» EXERCISE AIM
The records below need to be repeated exactly, with every picture left out.

» INPUT
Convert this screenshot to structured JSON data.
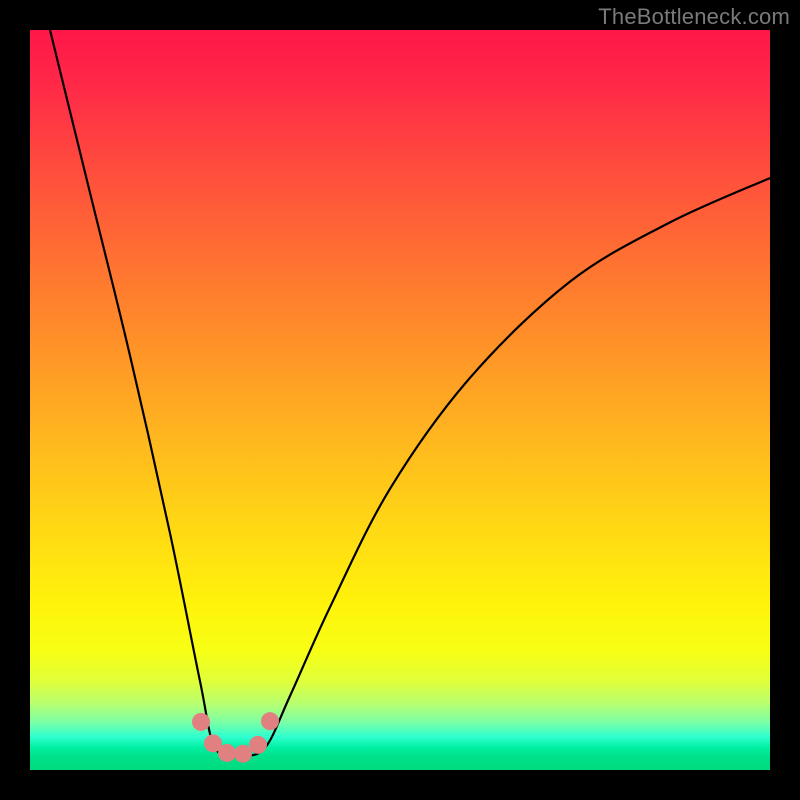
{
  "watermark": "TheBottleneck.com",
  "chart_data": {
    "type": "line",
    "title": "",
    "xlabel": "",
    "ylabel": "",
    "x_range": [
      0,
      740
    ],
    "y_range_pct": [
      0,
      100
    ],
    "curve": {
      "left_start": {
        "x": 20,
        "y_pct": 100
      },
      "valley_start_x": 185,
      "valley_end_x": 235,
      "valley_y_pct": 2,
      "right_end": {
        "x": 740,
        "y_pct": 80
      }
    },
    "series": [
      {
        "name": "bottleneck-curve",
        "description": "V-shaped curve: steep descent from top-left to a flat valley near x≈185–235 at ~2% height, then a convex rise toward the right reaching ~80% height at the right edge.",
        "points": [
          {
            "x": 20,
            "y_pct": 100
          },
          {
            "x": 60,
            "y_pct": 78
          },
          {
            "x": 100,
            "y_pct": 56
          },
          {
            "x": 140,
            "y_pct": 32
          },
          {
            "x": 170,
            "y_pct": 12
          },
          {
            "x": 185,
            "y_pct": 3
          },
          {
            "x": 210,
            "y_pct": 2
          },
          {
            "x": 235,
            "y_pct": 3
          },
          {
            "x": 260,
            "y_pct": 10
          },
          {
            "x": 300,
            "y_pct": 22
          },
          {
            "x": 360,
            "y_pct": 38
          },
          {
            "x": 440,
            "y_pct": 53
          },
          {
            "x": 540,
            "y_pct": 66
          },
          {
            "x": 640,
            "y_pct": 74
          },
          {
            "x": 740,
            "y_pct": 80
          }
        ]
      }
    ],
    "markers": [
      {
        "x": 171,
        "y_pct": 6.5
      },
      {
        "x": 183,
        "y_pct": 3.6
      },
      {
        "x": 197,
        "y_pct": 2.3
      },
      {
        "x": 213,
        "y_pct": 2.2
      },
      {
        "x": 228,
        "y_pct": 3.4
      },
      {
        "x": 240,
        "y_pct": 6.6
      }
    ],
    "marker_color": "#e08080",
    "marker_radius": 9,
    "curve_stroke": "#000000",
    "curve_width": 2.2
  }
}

» ANSWER BELOW
Convert this screenshot to structured JSON data.
{
  "watermark": "TheBottleneck.com",
  "chart_data": {
    "type": "line",
    "title": "",
    "xlabel": "",
    "ylabel": "",
    "x_range": [
      0,
      740
    ],
    "y_range_pct": [
      0,
      100
    ],
    "curve": {
      "left_start": {
        "x": 20,
        "y_pct": 100
      },
      "valley_start_x": 185,
      "valley_end_x": 235,
      "valley_y_pct": 2,
      "right_end": {
        "x": 740,
        "y_pct": 80
      }
    },
    "series": [
      {
        "name": "bottleneck-curve",
        "description": "V-shaped curve: steep descent from top-left to a flat valley near x≈185–235 at ~2% height, then a convex rise toward the right reaching ~80% height at the right edge.",
        "points": [
          {
            "x": 20,
            "y_pct": 100
          },
          {
            "x": 60,
            "y_pct": 78
          },
          {
            "x": 100,
            "y_pct": 56
          },
          {
            "x": 140,
            "y_pct": 32
          },
          {
            "x": 170,
            "y_pct": 12
          },
          {
            "x": 185,
            "y_pct": 3
          },
          {
            "x": 210,
            "y_pct": 2
          },
          {
            "x": 235,
            "y_pct": 3
          },
          {
            "x": 260,
            "y_pct": 10
          },
          {
            "x": 300,
            "y_pct": 22
          },
          {
            "x": 360,
            "y_pct": 38
          },
          {
            "x": 440,
            "y_pct": 53
          },
          {
            "x": 540,
            "y_pct": 66
          },
          {
            "x": 640,
            "y_pct": 74
          },
          {
            "x": 740,
            "y_pct": 80
          }
        ]
      }
    ],
    "markers": [
      {
        "x": 171,
        "y_pct": 6.5
      },
      {
        "x": 183,
        "y_pct": 3.6
      },
      {
        "x": 197,
        "y_pct": 2.3
      },
      {
        "x": 213,
        "y_pct": 2.2
      },
      {
        "x": 228,
        "y_pct": 3.4
      },
      {
        "x": 240,
        "y_pct": 6.6
      }
    ],
    "marker_color": "#e08080",
    "marker_radius": 9,
    "curve_stroke": "#000000",
    "curve_width": 2.2
  }
}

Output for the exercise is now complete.